Asked if there are ways to touch on Iran-specific issues even when making movies in another country -- perhaps by depicting Iranian emigres to other places, such as Los Angeles -- Kiarostami said he had little desire to attempt that either.
"We [Iranians] live in such a bitter situation, and I don't want to make films that are dark and bitter," he said. "It would do too much harm to myself. I don't want to live with darkness and bitterness for six months or a year."
Kiarostami, who continues to reside in Iran, described a situation that remains in flux for many artists. His son, a documentary filmmaker, recently found that his passport had been suspended for a year. When he inquired why, he was told that it was for "a serious crime" but that he wouldn't be given further information, Kiarostami said.
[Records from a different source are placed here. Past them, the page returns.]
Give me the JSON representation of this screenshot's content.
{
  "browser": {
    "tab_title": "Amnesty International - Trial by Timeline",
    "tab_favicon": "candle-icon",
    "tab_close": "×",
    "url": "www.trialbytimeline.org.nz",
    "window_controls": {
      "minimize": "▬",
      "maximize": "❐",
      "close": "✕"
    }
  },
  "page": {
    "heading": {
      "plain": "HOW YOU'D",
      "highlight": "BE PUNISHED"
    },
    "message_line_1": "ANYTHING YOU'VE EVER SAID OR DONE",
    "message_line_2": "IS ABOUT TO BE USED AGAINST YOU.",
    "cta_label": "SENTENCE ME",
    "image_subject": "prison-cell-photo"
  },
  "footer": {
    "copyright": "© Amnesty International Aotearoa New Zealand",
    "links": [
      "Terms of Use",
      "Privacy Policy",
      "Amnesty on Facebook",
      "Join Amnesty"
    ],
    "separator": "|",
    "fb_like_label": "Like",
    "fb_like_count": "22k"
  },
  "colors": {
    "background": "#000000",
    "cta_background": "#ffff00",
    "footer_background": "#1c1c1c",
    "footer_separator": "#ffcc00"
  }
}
The elder Kiarostami said he pushed his son to appeal, but his son is standing pat, afraid the suspension could be extended if he challenged it.
Kiarostami said he does believe other directors can pick up the mantle, noting that even his longtime fellow filmmaker Jafar Panahi, who is officially under a 20-year ban for his attempt to chronicle democracy protests, still managed to make a movie last year (the meta documentary "This Is Not a Film").
"There are talented artists who will find a way," Kiarostami said. "The Panahi case is interesting -- he was able to make a film last year and send it to Cannes." (Though it should be noted that Panahi had to put the movie on a USB drive and smuggle it out of the country hidden inside a cake.)
Kiarostami said he hoped other filmmakers continued making movies in Iran -- particularly younger directors, who he said have more of a stomach for the capricious rules and the effort required to circumvent them.
But he isn't optimistic about those rules changing, in large part because he doesn't feel any changes are forthcoming to the political situation from which the restrictions stem. "The petrol is keeping the country imprisoned," he said, offering a thought popular with many Iran-based democracy advocates.
He added, "The day we run out of petrol is the day Iran will be free."
-- Steven Zeitchik
Photo: Abbas Kiarostami at the Cannes Film Festival last week. Credit: Anne-Christine Poujoulat / AFP/Getty Images